sources specializing in ethnobotanical products,
especially in North America and Europe. The
plant is not regulated in any way.
See also the entries for Coleus blumei, diterpenes,
and salvinorin A.
Bolle, Ralf H. 1988. Am Ursprung der Sehnsucht:
Tiefenpsychologische Aspekte veriinderter
Wachbewufitseinszustiinde am Beispiel des
Aniisthetikums KETANEST. Berlin: VWB.
Brand, Norbert. 1994. Salvia. In Ragers Randbuch
der pharmazeutischen Praxis, 5th ed., 6:538-74.
Clebsch, Betsy. 1997. A book ofsalvias: Sages for every
garden. Cambridge, U.K.: Timber Press.
Debin, David. 1992. Nice guys finish dead. New York:
Epling, Carl, and Carlos D. Jativa-M. 1962. A new
species of salvia from Mexico. Botanical Museum
Leaflets 20 (3): 75-76.
Hofmann, Albert. 1990. Ride through the Sierra
Mazateca in search for the magic plant « Ska
Maria Pastora!' In The sacred mushroom seeker,
ed.Th. Riedlinger, 115-27. Portland, Ore.:
Jansen, Karl 1. R. 1996. Using ketamine to induce the
near-death experience: Mechanism of action and
therapeutic potential. Yearbook for Ethnomedicine and the Study ofConsciousness 1995 (4): 55-79.
Mayer, Karl Herbert. 1977. Salvia divinorum: Ein
Halluzinogen der Mazateken von Oaxaca.
Ethnologia Americana 14 (2): 776-79.
Ott, Jonathan. 1995. Ethnopharmacognosy and
human pharmacology of Salvia divinorum and
salvinorin A. Curare 18 (1): 103-29.
---. 1996. Salvia divinorum Epling et Jativa
(foglie della pastora/leaves of the shepherdess).
Eleusis 4:31-39. (Very good bibliography.)
Reisfield, Aaron S. 1993. The botany of Salvia
divinorum (Labiatae). Sida-Contributions to
Botany 15 (3): 349-66.
Siebert, Daniel J. 1994. Salvia divinorum and
salvinorin A: New pharmacologic findings.
Journal ofEthnopharmacology 43:53-56.
Valdes, Leander J., III. 1983. The pharmacology of
Salvia divinorum Epling and Jativa-M. PhD
thesis, University of Michigan, Ann Arbor.
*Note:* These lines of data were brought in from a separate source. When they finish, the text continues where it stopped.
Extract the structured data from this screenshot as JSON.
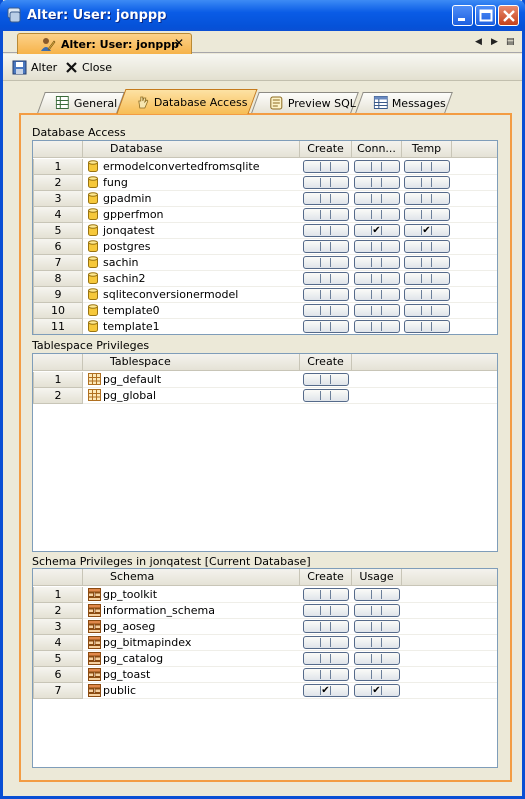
{
  "window": {
    "title": "Alter: User: jonppp"
  },
  "doc_tab": {
    "label": "Alter: User: jonppp",
    "close": "✕"
  },
  "toolbar": {
    "alter_label": "Alter",
    "close_label": "Close"
  },
  "tabs": [
    {
      "label": "General",
      "icon": "grid-icon"
    },
    {
      "label": "Database Access",
      "icon": "hand-icon",
      "active": true
    },
    {
      "label": "Preview SQL",
      "icon": "script-icon"
    },
    {
      "label": "Messages",
      "icon": "table-icon"
    }
  ],
  "database_access": {
    "title": "Database Access",
    "columns": [
      "Database",
      "Create",
      "Conn...",
      "Temp"
    ],
    "rows": [
      {
        "num": "1",
        "name": "ermodelconvertedfromsqlite",
        "create": false,
        "conn": false,
        "temp": false
      },
      {
        "num": "2",
        "name": "fung",
        "create": false,
        "conn": false,
        "temp": false
      },
      {
        "num": "3",
        "name": "gpadmin",
        "create": false,
        "conn": false,
        "temp": false
      },
      {
        "num": "4",
        "name": "gpperfmon",
        "create": false,
        "conn": false,
        "temp": false
      },
      {
        "num": "5",
        "name": "jonqatest",
        "create": false,
        "conn": true,
        "temp": true
      },
      {
        "num": "6",
        "name": "postgres",
        "create": false,
        "conn": false,
        "temp": false
      },
      {
        "num": "7",
        "name": "sachin",
        "create": false,
        "conn": false,
        "temp": false
      },
      {
        "num": "8",
        "name": "sachin2",
        "create": false,
        "conn": false,
        "temp": false
      },
      {
        "num": "9",
        "name": "sqliteconversionermodel",
        "create": false,
        "conn": false,
        "temp": false
      },
      {
        "num": "10",
        "name": "template0",
        "create": false,
        "conn": false,
        "temp": false
      },
      {
        "num": "11",
        "name": "template1",
        "create": false,
        "conn": false,
        "temp": false
      }
    ]
  },
  "tablespace_privileges": {
    "title": "Tablespace Privileges",
    "columns": [
      "Tablespace",
      "Create"
    ],
    "rows": [
      {
        "num": "1",
        "name": "pg_default",
        "create": false
      },
      {
        "num": "2",
        "name": "pg_global",
        "create": false
      }
    ]
  },
  "schema_privileges": {
    "title": "Schema Privileges in jonqatest [Current Database]",
    "columns": [
      "Schema",
      "Create",
      "Usage"
    ],
    "rows": [
      {
        "num": "1",
        "name": "gp_toolkit",
        "create": false,
        "usage": false
      },
      {
        "num": "2",
        "name": "information_schema",
        "create": false,
        "usage": false
      },
      {
        "num": "3",
        "name": "pg_aoseg",
        "create": false,
        "usage": false
      },
      {
        "num": "4",
        "name": "pg_bitmapindex",
        "create": false,
        "usage": false
      },
      {
        "num": "5",
        "name": "pg_catalog",
        "create": false,
        "usage": false
      },
      {
        "num": "6",
        "name": "pg_toast",
        "create": false,
        "usage": false
      },
      {
        "num": "7",
        "name": "public",
        "create": true,
        "usage": true
      }
    ]
  },
  "check_mark": "✔"
}
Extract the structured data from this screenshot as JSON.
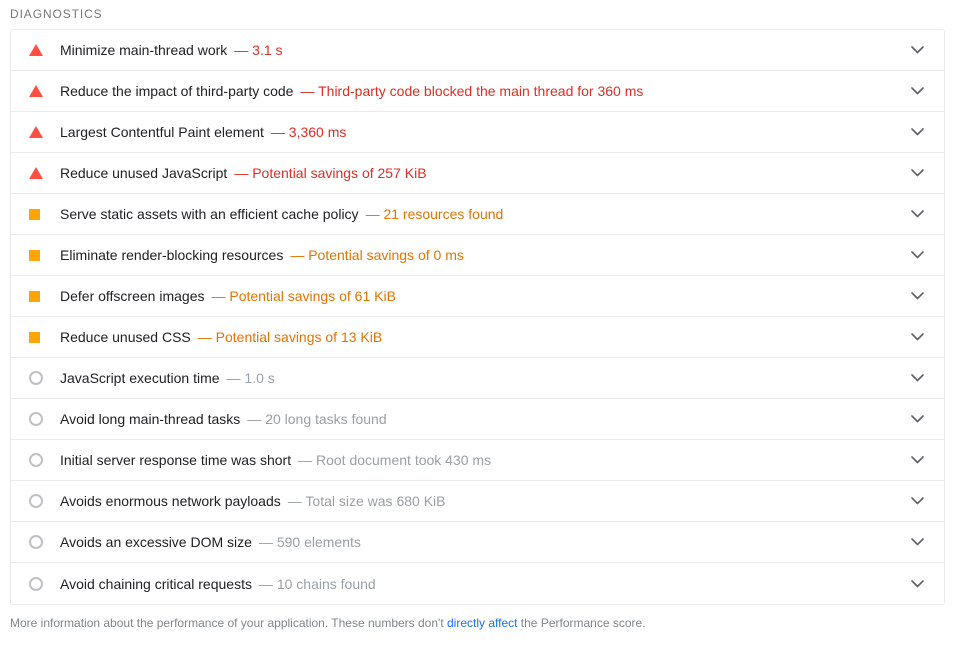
{
  "section": {
    "header": "DIAGNOSTICS"
  },
  "colors": {
    "fail": "#ff4e42",
    "fail_text": "#d93025",
    "average": "#ffa400",
    "average_text": "#e37400",
    "pass": "#bdc1c6",
    "pass_text": "#9aa0a6",
    "link": "#1a73e8",
    "title": "#202124",
    "border": "#ebebeb"
  },
  "audits": [
    {
      "severity": "fail",
      "icon": "warning-triangle-icon",
      "title": "Minimize main-thread work",
      "separator": "—",
      "value": "3.1 s",
      "expand_icon": "chevron-down-icon"
    },
    {
      "severity": "fail",
      "icon": "warning-triangle-icon",
      "title": "Reduce the impact of third-party code",
      "separator": "—",
      "value": "Third-party code blocked the main thread for 360 ms",
      "expand_icon": "chevron-down-icon"
    },
    {
      "severity": "fail",
      "icon": "warning-triangle-icon",
      "title": "Largest Contentful Paint element",
      "separator": "—",
      "value": "3,360 ms",
      "expand_icon": "chevron-down-icon"
    },
    {
      "severity": "fail",
      "icon": "warning-triangle-icon",
      "title": "Reduce unused JavaScript",
      "separator": "—",
      "value": "Potential savings of 257 KiB",
      "expand_icon": "chevron-down-icon"
    },
    {
      "severity": "average",
      "icon": "warning-square-icon",
      "title": "Serve static assets with an efficient cache policy",
      "separator": "—",
      "value": "21 resources found",
      "expand_icon": "chevron-down-icon"
    },
    {
      "severity": "average",
      "icon": "warning-square-icon",
      "title": "Eliminate render-blocking resources",
      "separator": "—",
      "value": "Potential savings of 0 ms",
      "expand_icon": "chevron-down-icon"
    },
    {
      "severity": "average",
      "icon": "warning-square-icon",
      "title": "Defer offscreen images",
      "separator": "—",
      "value": "Potential savings of 61 KiB",
      "expand_icon": "chevron-down-icon"
    },
    {
      "severity": "average",
      "icon": "warning-square-icon",
      "title": "Reduce unused CSS",
      "separator": "—",
      "value": "Potential savings of 13 KiB",
      "expand_icon": "chevron-down-icon"
    },
    {
      "severity": "pass",
      "icon": "info-circle-icon",
      "title": "JavaScript execution time",
      "separator": "—",
      "value": "1.0 s",
      "expand_icon": "chevron-down-icon"
    },
    {
      "severity": "pass",
      "icon": "info-circle-icon",
      "title": "Avoid long main-thread tasks",
      "separator": "—",
      "value": "20 long tasks found",
      "expand_icon": "chevron-down-icon"
    },
    {
      "severity": "pass",
      "icon": "info-circle-icon",
      "title": "Initial server response time was short",
      "separator": "—",
      "value": "Root document took 430 ms",
      "expand_icon": "chevron-down-icon"
    },
    {
      "severity": "pass",
      "icon": "info-circle-icon",
      "title": "Avoids enormous network payloads",
      "separator": "—",
      "value": "Total size was 680 KiB",
      "expand_icon": "chevron-down-icon"
    },
    {
      "severity": "pass",
      "icon": "info-circle-icon",
      "title": "Avoids an excessive DOM size",
      "separator": "—",
      "value": "590 elements",
      "expand_icon": "chevron-down-icon"
    },
    {
      "severity": "pass",
      "icon": "info-circle-icon",
      "title": "Avoid chaining critical requests",
      "separator": "—",
      "value": "10 chains found",
      "expand_icon": "chevron-down-icon"
    }
  ],
  "footer": {
    "text_before": "More information about the performance of your application. These numbers don't ",
    "link_text": "directly affect",
    "text_after": " the Performance score."
  }
}
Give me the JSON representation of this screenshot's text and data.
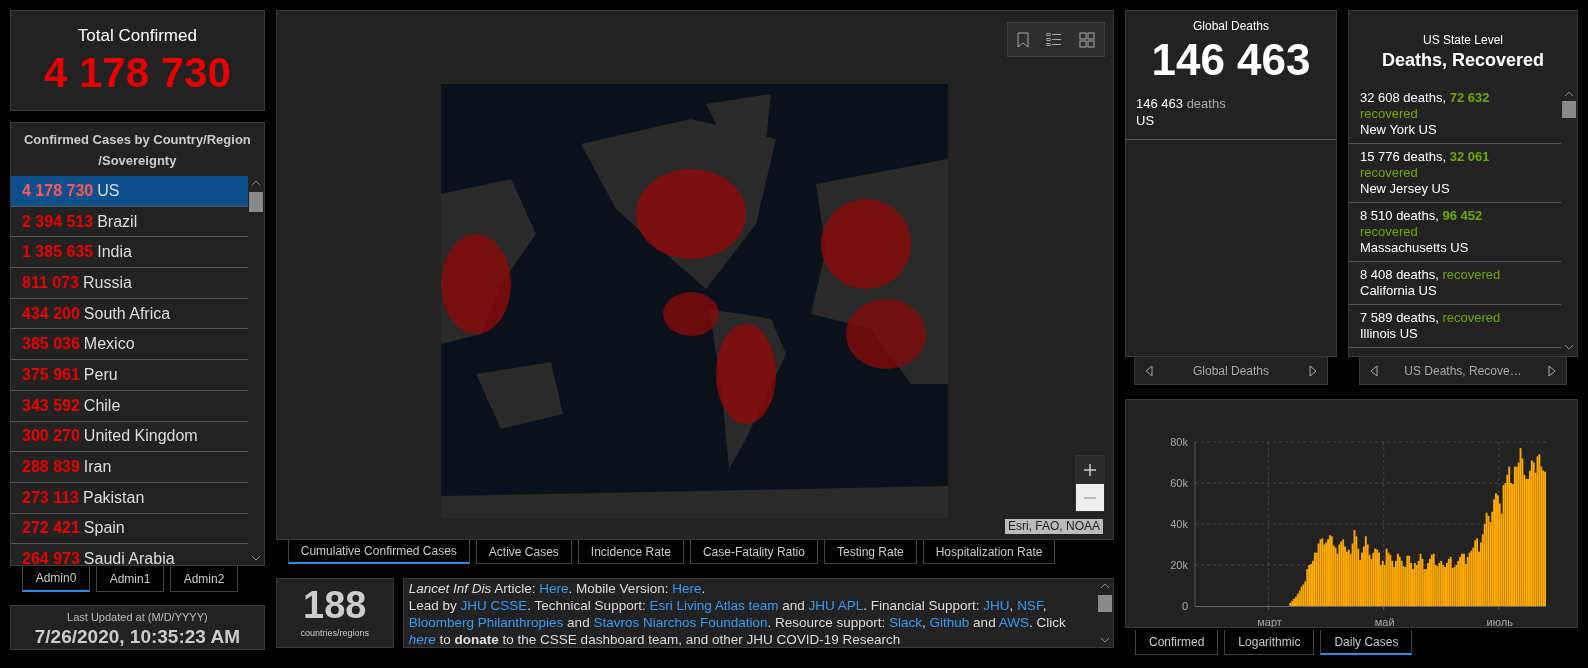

---. 1986. Loliolide from Salvia divinorum.
Journal ofNatural Products 49 (1): 171.
---. 1994. Salvia divinorum and the unique
diterpene hallucinogen, salvinorin (divinorin) A.
Journal ofPsychoactive Drugs 26 (3): 277-83.
Valdes, Leander J., Jose 1. Diaz, and Ara G. Paul.
1983. Ethnopharmacology of ska maria pastora
(Salvia divinorum, Epling and Jeitiva-M.). Journal
Valdes, 1. J., G. M. Hatfield, M. Koreeda, and A. G.
Paul. 1987. Studies of Salvia divinorum.
(Lamiaceae), an hallucinogenic mint from the
Sierra Mazateca in Oaxaca, central Mexico.
Economic Botany 41 (2): 283-91.
Wasson, R. Gordon. 1962. A new Mexican
psychotropic drug from the Mint Family.
Botanical Museum Leaflets 20 (3): 77-84.
Z[ubke],A[chim]. 1997. Salvia divinorum: Lieferant
des starksten aus dem Pflanzenreich bekanntenPsychedelikums. Hanfblatt4 (36): 15-19.